Antoinette Iadarola, 80, the retired president of Cabrini University in Radnor, died Saturday, May 23, of cancer at her home in Clinton, Conn.
Dr. Iadarola, known as “Toni,” was the sixth leader of the Catholic institution and its first lay president. She served from 1992 to 2008.
“Toni’s spirit lives on in all the lives she touched, and her impact on the Cabrini community, as well as her dedication to the university’s mission and to serving the Cabrini legacy, is limitless,” said Cabrini president Donald B. Taylor. “She will be missed.”
Dr. Iadarola’s first day on the campus of what was then Cabrini College was July 15, 1992, and she took it as a good omen that July 15 was also the date that the college’s namesake, St. Frances Xavier Cabrini, was born in 1850. The patron saint of immigrants, St. Frances was canonized by Pope Pius XII in 1946.
During her tenure, Dr. Iadarola expanded the curriculum and worked to raise Cabrini’s profile. Undergraduate enrollment increased from 732 to 1,700, and the number of students living on campus tripled to 1,000, the university said in a statement.
The changes that Dr. Iadarola foresaw for Cabrini did not come without conflict. John F. Brown, chair of the department of mathematics, said her decisions weren’t always popular, but she did what she thought was right for the university.
“Toni arrived when Cabrini faced serious financial and enrollment concerns,” said Jolyon Girard, professor emeritus of history and political science. “In my view, her leadership changed that trend and set the school in a positive, successful direction.”
The East and West residence halls, Cabrini Apartment Complex, the Dixon Center, Edith Robb Dixon Field, and what is now the Antoinette Iadarola Center for Science, Education, and Technology were constructed under her leadership.
“Dr. Iadarola was an outstanding president who spearheaded remarkable physical and intellectual growth on Cabrini’s campus,” said James Hedtke, professor of history and political science.
Born in New York City, Dr. Iadarola grew up working on a dairy farm in Shelton, Conn., and graduated from Shelton High School.
She was the daughter of Italian immigrants Antonio and Dora Guerrera Iadarola. Even though they lacked advanced education, they instilled a love of learning in their children.
Dr. Iadarola was influenced by her mother, who operated the family’s 100-acre farm. Her father was a factory worker and also did farm chores. The children helped, too.
“My parents were lifelong learners,” she told the New Haven Register in 2016. “The first thing Mom did when she got here from Italy was to enroll in school to learn English.”
Dr. Iadarola earned a bachelor’s degree in history and political science from the University of St. Joseph in West Hartford, Conn., and master’s and doctoral degrees in European diplomatic history from Georgetown University in Washington.
Her postdoctoral studies included a Fulbright scholarship at Oxford University and the London School of Economics.
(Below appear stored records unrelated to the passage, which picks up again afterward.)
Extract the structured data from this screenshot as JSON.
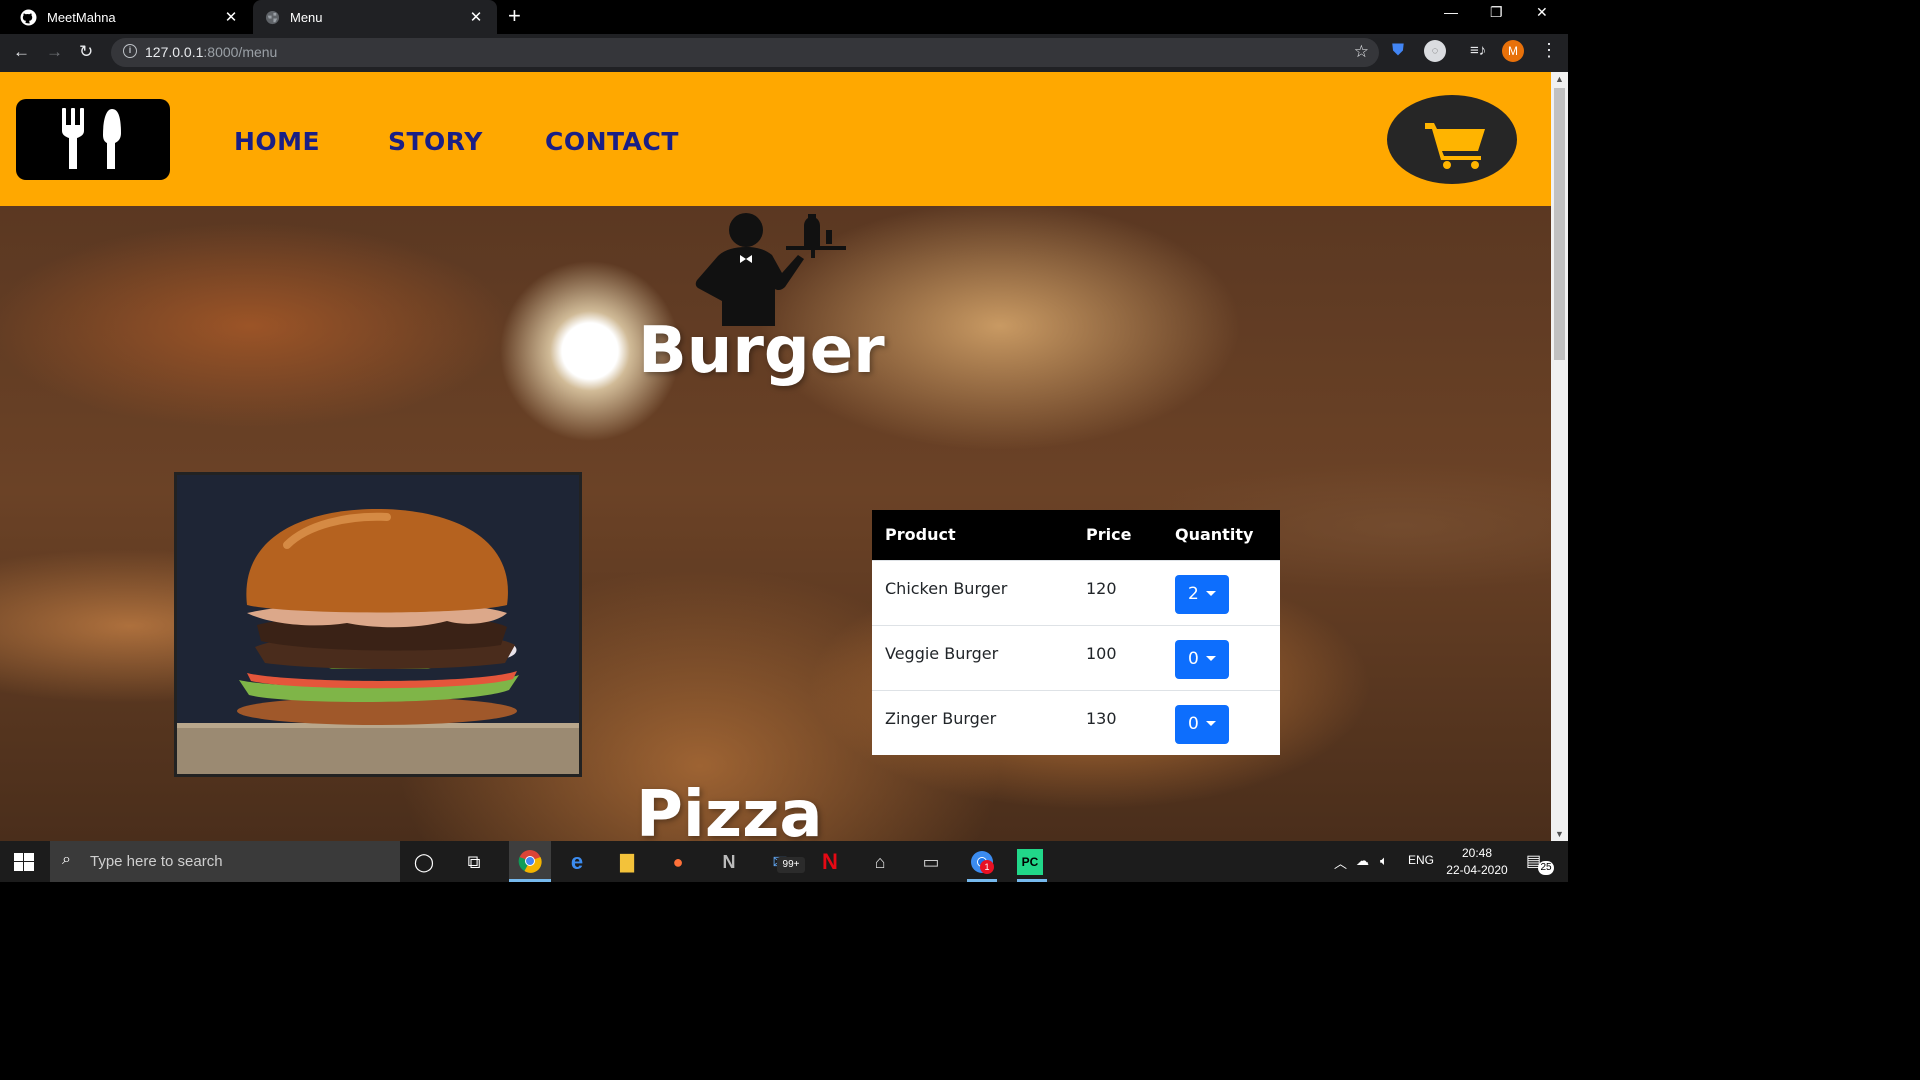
{
  "browser": {
    "tabs": [
      {
        "title": "MeetMahna",
        "icon": "github-icon"
      },
      {
        "title": "Menu",
        "icon": "globe-icon"
      }
    ],
    "url_host": "127.0.0.1",
    "url_path": ":8000/menu",
    "avatar_letter": "M"
  },
  "navbar": {
    "links": [
      "HOME",
      "STORY",
      "CONTACT"
    ],
    "accent_color": "#ffa800",
    "link_color": "#1a1f85"
  },
  "sections": [
    {
      "title": "Burger",
      "table": {
        "headers": [
          "Product",
          "Price",
          "Quantity"
        ],
        "rows": [
          {
            "product": "Chicken Burger",
            "price": "120",
            "quantity": "2"
          },
          {
            "product": "Veggie Burger",
            "price": "100",
            "quantity": "0"
          },
          {
            "product": "Zinger Burger",
            "price": "130",
            "quantity": "0"
          }
        ]
      }
    },
    {
      "title": "Pizza"
    }
  ],
  "taskbar": {
    "search_placeholder": "Type here to search",
    "mail_badge": "99+",
    "chrome_badge": "1",
    "language": "ENG",
    "time": "20:48",
    "date": "22-04-2020",
    "notification_count": "25"
  }
}
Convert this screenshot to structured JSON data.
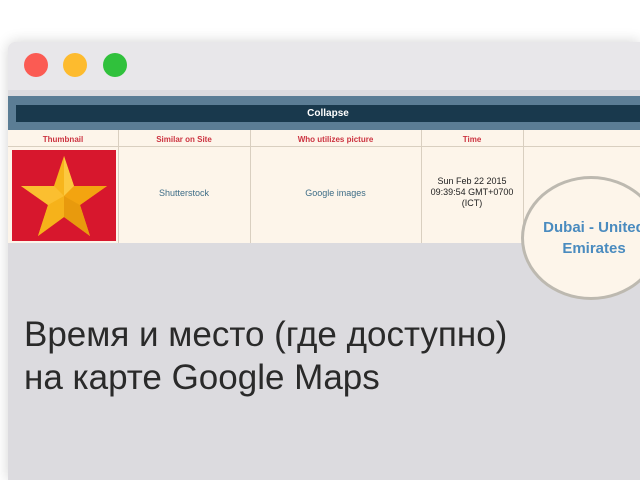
{
  "table": {
    "collapse_label": "Collapse",
    "headers": [
      "Thumbnail",
      "Similar on Site",
      "Who utilizes picture",
      "Time"
    ],
    "row": {
      "similar": "Shutterstock",
      "who": "Google images",
      "time_line1": "Sun Feb 22 2015",
      "time_line2": "09:39:54 GMT+0700",
      "time_line3": "(ICT)"
    }
  },
  "magnifier": {
    "line1": "Dubai - United",
    "line2": "Emirates"
  },
  "caption": {
    "line1": "Время и место (где доступно)",
    "line2": "на карте Google Maps"
  },
  "colors": {
    "header_bar": "#5b7d95",
    "collapse_bar": "#19394d",
    "header_text": "#cc3340",
    "link_text": "#3e6d87",
    "thumb_bg": "#d7172d",
    "star": "#f7b51c"
  },
  "icons": {
    "thumbnail": "star-icon"
  }
}
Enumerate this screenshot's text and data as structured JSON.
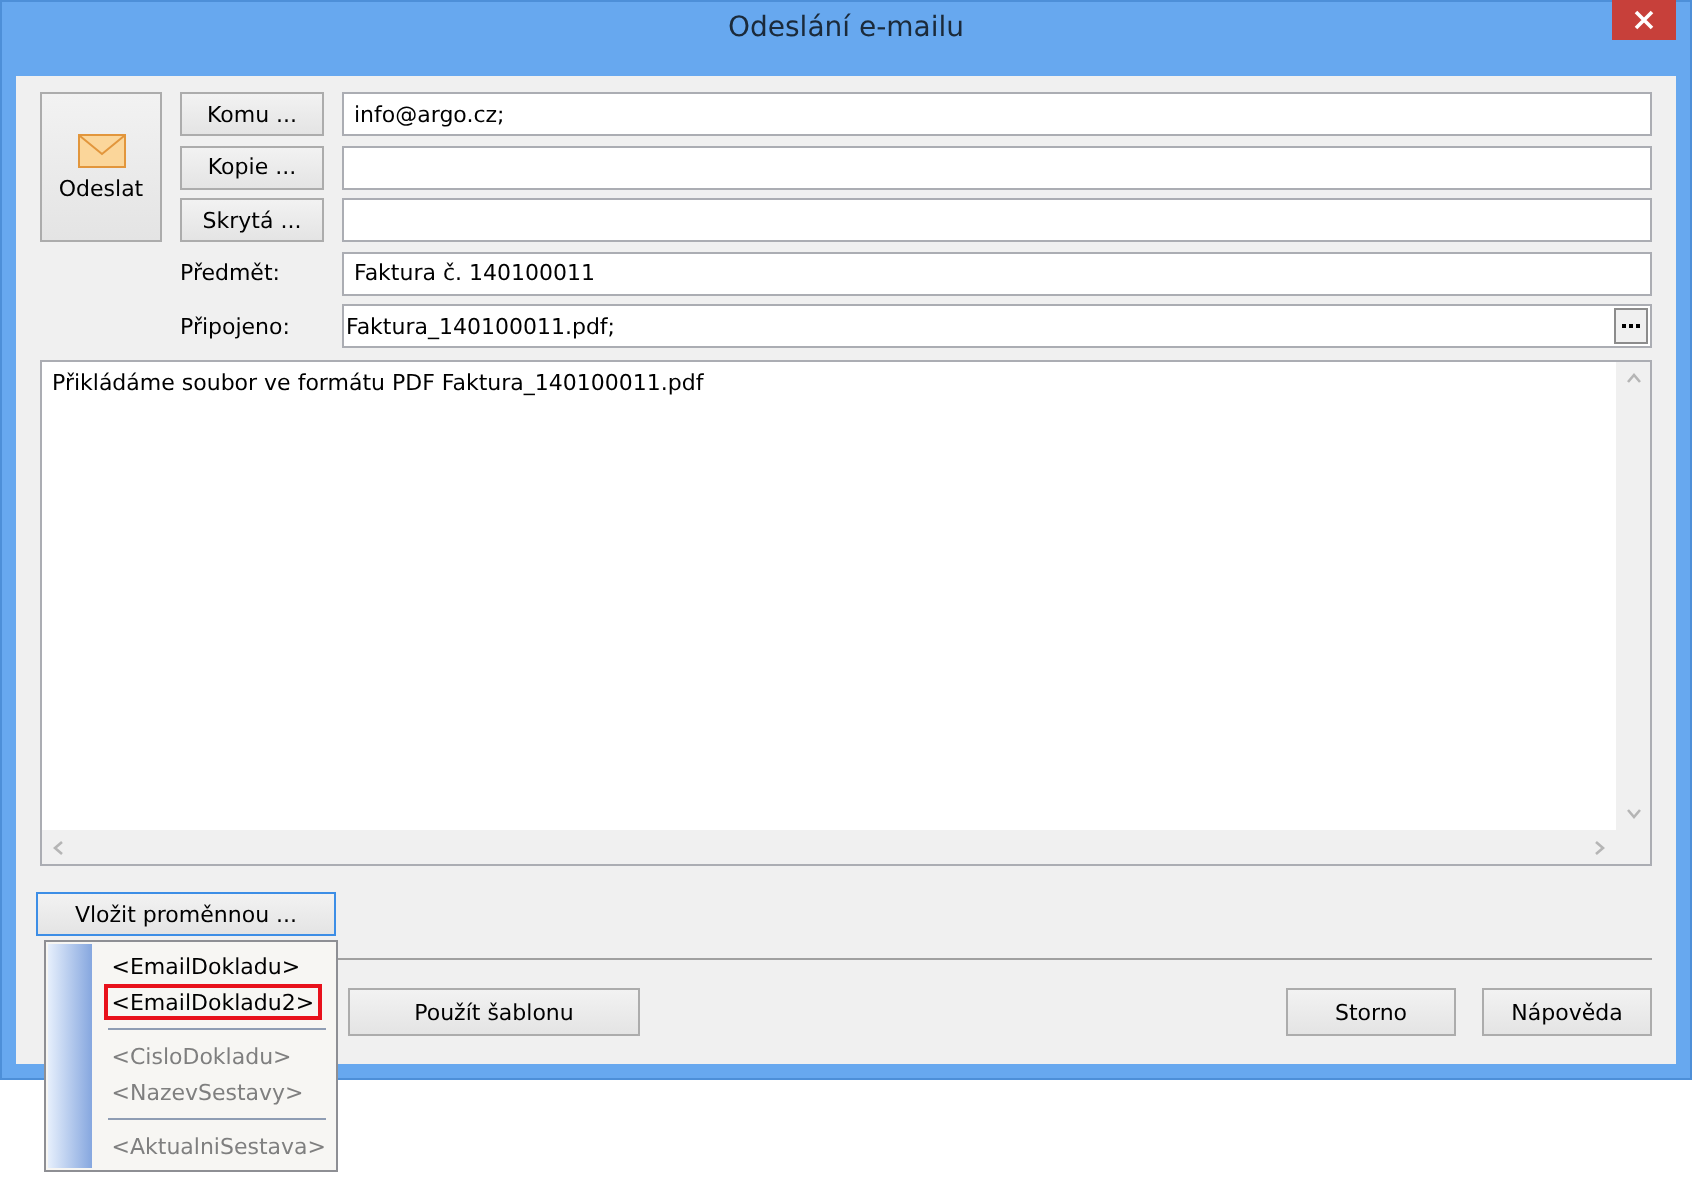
{
  "window": {
    "title": "Odeslání e-mailu"
  },
  "send_button": "Odeslat",
  "recipients": [
    {
      "button": "Komu ...",
      "value": "info@argo.cz;"
    },
    {
      "button": "Kopie ..."
    },
    {
      "button": "Skrytá ..."
    }
  ],
  "subject": {
    "label": "Předmět:",
    "value": "Faktura č. 140100011"
  },
  "attachment": {
    "label": "Připojeno:",
    "value": "Faktura_140100011.pdf;"
  },
  "body": "Přikládáme soubor ve formátu PDF Faktura_140100011.pdf",
  "insert_variable_button": {
    "label": "Vložit proměnnou ...",
    "focused": true
  },
  "variable_menu": [
    {
      "kind": "item",
      "label": "<EmailDokladu>",
      "disabled": false,
      "marked": false
    },
    {
      "kind": "item",
      "label": "<EmailDokladu2>",
      "disabled": false,
      "marked": true
    },
    {
      "kind": "separator"
    },
    {
      "kind": "item",
      "label": "<CisloDokladu>",
      "disabled": true,
      "marked": false
    },
    {
      "kind": "item",
      "label": "<NazevSestavy>",
      "disabled": true,
      "marked": false
    },
    {
      "kind": "separator"
    },
    {
      "kind": "item",
      "label": "<AktualniSestava>",
      "disabled": true,
      "marked": false
    }
  ],
  "template_button": "Použít šablonu",
  "buttons": [
    "Storno",
    "Nápověda"
  ]
}
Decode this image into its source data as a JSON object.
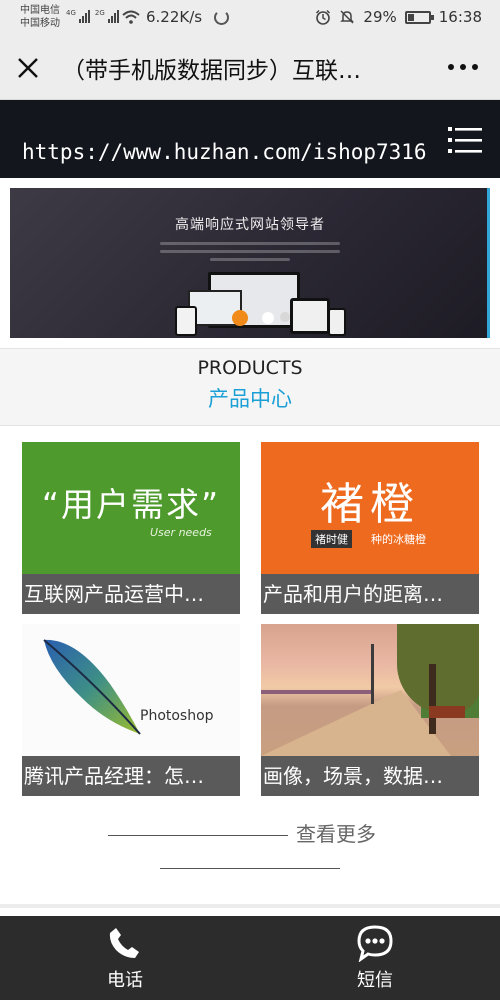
{
  "status_bar": {
    "carrier_1": "中国电信",
    "carrier_2": "中国移动",
    "net_1": "4G",
    "net_2": "2G",
    "speed": "6.22K/s",
    "battery_percent": "29%",
    "battery_level": 0.29,
    "time": "16:38"
  },
  "top_nav": {
    "title": "（带手机版数据同步）互联…"
  },
  "site_header": {
    "url": "https://www.huzhan.com/ishop7316"
  },
  "banner": {
    "title": "高端响应式网站领导者"
  },
  "products": {
    "heading_en": "PRODUCTS",
    "heading_cn": "产品中心",
    "items": [
      {
        "caption": "互联网产品运营中…",
        "thumb_text": "“用户需求”",
        "thumb_subtext": "User needs"
      },
      {
        "caption": "产品和用户的距离…",
        "thumb_text": "褚橙",
        "thumb_tag": "褚时健",
        "thumb_subtext": "种的冰糖橙"
      },
      {
        "caption": "腾讯产品经理：怎…",
        "thumb_text": "Photoshop"
      },
      {
        "caption": "画像，场景，数据…"
      }
    ],
    "more_label": "查看更多"
  },
  "bottom_bar": {
    "call_label": "电话",
    "sms_label": "短信"
  },
  "colors": {
    "accent": "#1a9fd6",
    "header_bg": "#13161d",
    "bottom_bar_bg": "#2c2c2c",
    "caption_bg": "#5a5a5a"
  }
}
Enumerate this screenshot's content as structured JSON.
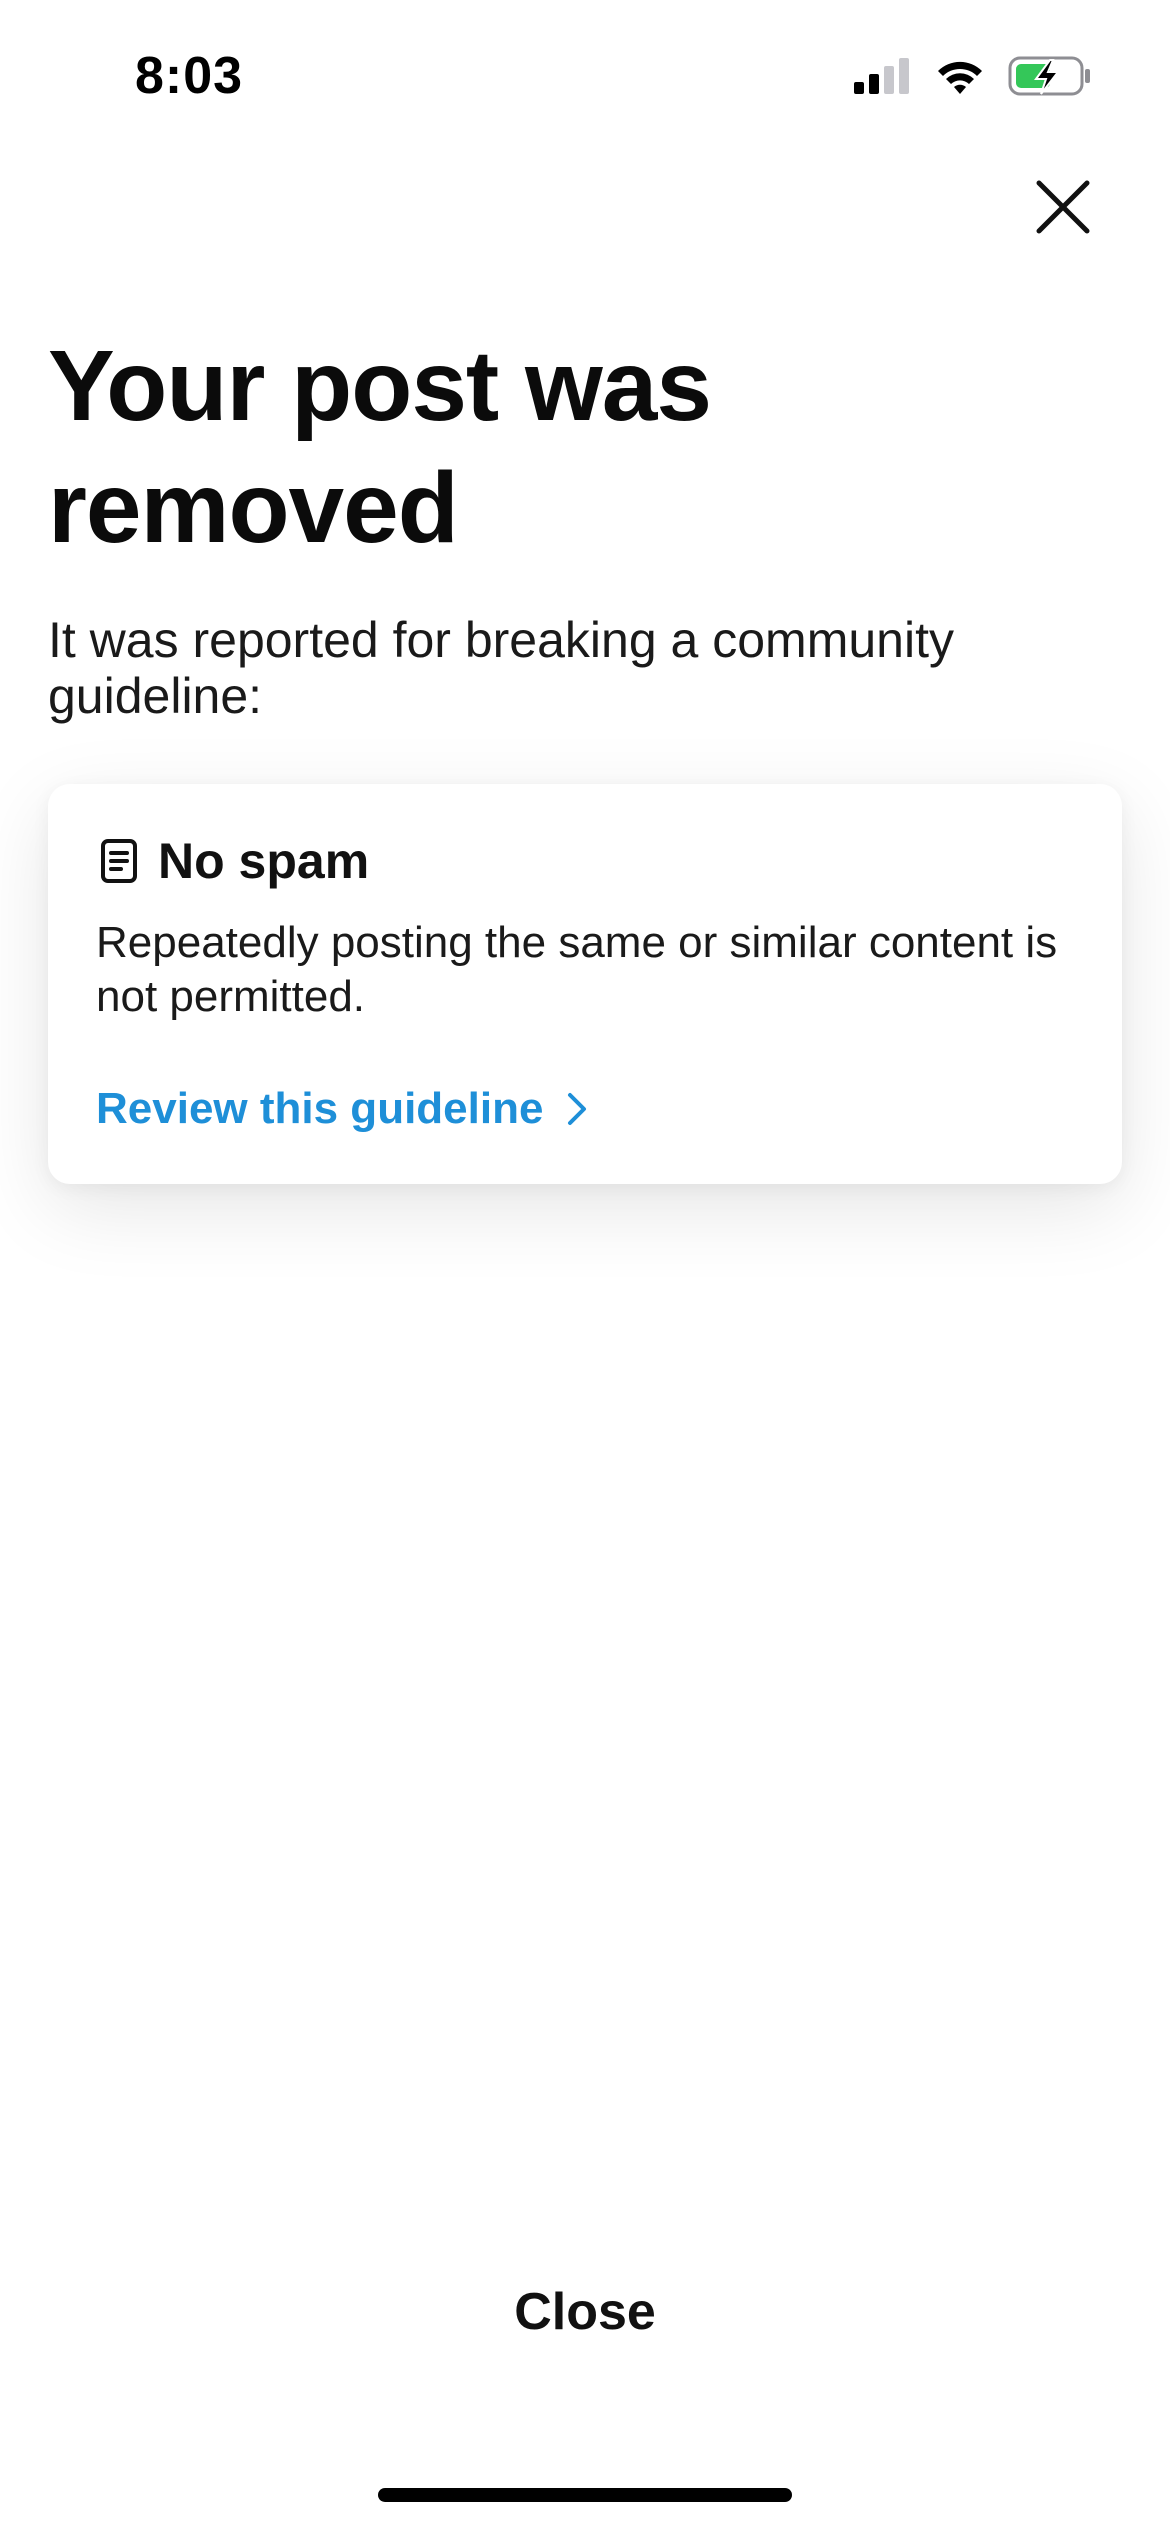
{
  "status_bar": {
    "time": "8:03",
    "icons": [
      "cellular-signal-icon",
      "wifi-icon",
      "battery-charging-icon"
    ]
  },
  "header": {
    "close_icon": "close-icon"
  },
  "main": {
    "title": "Your post was removed",
    "subtitle": "It was reported for breaking a community guideline:"
  },
  "guideline_card": {
    "icon": "document-icon",
    "title": "No spam",
    "description": "Repeatedly posting the same or similar content is not permitted.",
    "link_label": "Review this guideline",
    "link_icon": "chevron-right-icon"
  },
  "footer": {
    "close_label": "Close"
  },
  "colors": {
    "link": "#1e8fd8",
    "battery_fill": "#34c759",
    "text": "#111111"
  }
}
Her research focused on diplomatic history, women’s studies, and higher education.
Before taking the helm at Cabrini, Dr. Iadarola was a high school history teacher, chair of the history department at the University of St. Joseph, and provost at Colby-Sawyer College in New London, N.H.
After Cabrini, she was recruited to become president of Lauralton Hall, a Connecticut girls’ preparatory school. She retired in 2017 but refused to see retirement as an ending.
“It’s another beginning,” she told the Register. “We should do away with the word retirement. Whatever I do has to be purposeful and meaningful.”
She lived in Clinton and traveled worldwide to visit those she had met on earlier volunteer and business projects.
She is survived by three sisters and nieces and nephews.